- "'Not going to help the world one bit' Judith Collins says as MPs voice opinions about school students' climate change protest". TVNZ. Retrieved 2019-03-16.
- "Telling students whether to take part in climate change strike 'patronising', Shaw says". Stuff. Retrieved 2019-03-16.
- "Student climate change strike: Rules don't matter when you're fighting for your future". Stuff. Retrieved 2019-03-16.
- Guterres, António (2019-03-15). "The climate strikers should inspire us all to act at the next UN summit". The Guardian. Retrieved 2019-03-18.

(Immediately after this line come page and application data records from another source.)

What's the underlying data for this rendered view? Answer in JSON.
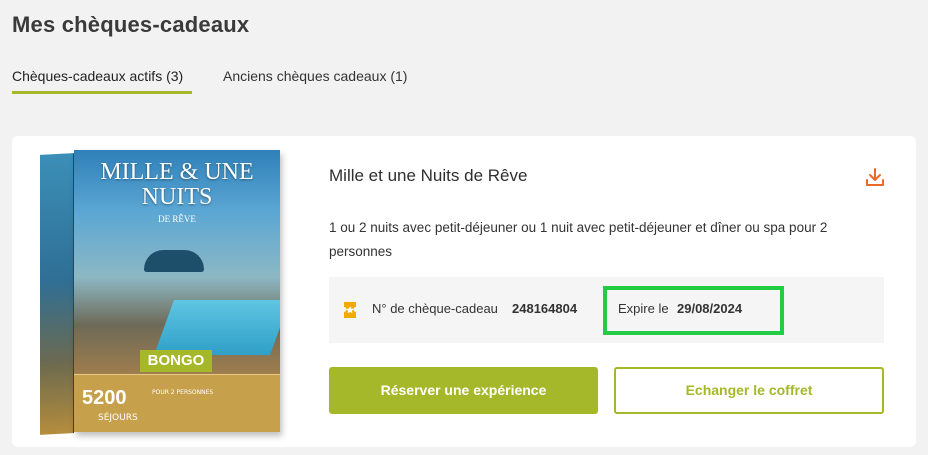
{
  "page": {
    "title": "Mes chèques-cadeaux"
  },
  "tabs": [
    {
      "label": "Chèques-cadeaux actifs (3)",
      "active": true
    },
    {
      "label": "Anciens chèques cadeaux (1)",
      "active": false
    }
  ],
  "card": {
    "box": {
      "title_line1": "MILLE & UNE",
      "title_line2": "NUITS",
      "subtitle": "DE RÊVE",
      "logo": "BONGO",
      "count": "5200",
      "count_label": "SÉJOURS",
      "tag": "POUR 2 PERSONNES"
    },
    "offer_title": "Mille et une Nuits de Rêve",
    "description": "1 ou 2 nuits avec petit-déjeuner ou 1 nuit avec petit-déjeuner et dîner ou spa pour 2 personnes",
    "cheque_label": "N° de chèque-cadeau",
    "cheque_number": "248164804",
    "expiry_label": "Expire le",
    "expiry_date": "29/08/2024",
    "primary_button": "Réserver une expérience",
    "secondary_button": "Echanger le coffret",
    "icons": {
      "download": "download-icon",
      "ticket": "ticket-icon"
    },
    "colors": {
      "accent": "#a5b82a",
      "download_icon": "#e8692a",
      "ticket_icon": "#f2a900",
      "highlight_border": "#22cc44"
    }
  }
}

- Reed, David (2019-03-14). "If children don't join the climate strike, their schools are underachieving | David Reed". The Guardian. ISSN 0261-3077. Retrieved 2019-04-11.
- Behrens, Charlot (2019-02-28). "Sonntag: Fridays for Future und Pulse of Europe auf dem Platz der Alten Synagoge" (in German). Retrieved 2019-04-10.
- "Gemeinsame Aktion in Koblenz "Pulse of Europe" demonstriert mit "Fridays for Future"" (in German). Südwestrundfunk. 2019-04-07. Retrieved 2019-04-10.
|Wikimedia Commons has media related to School strikes for climate.|
- By country
- School Strike 4 Climate (Australia)
- Youth 4 Climate (Belgium)
- Youth for Climate (Netherlands)
- Fridays for Future (Germany) ‹See Tfd›(in German)
- Fridays for Future (Austria) ‹See Tfd›(in German)
- Klimastreik (Switzerland) ‹See Tfd›(in German)
- Youth Strike 4 Climate (UK)
- Youth Climate Strike US (USA)
- Les enseignant.e.s pour la planète (France) ‹See Tfd›(in French)
- Google map showing climate strikes worldwide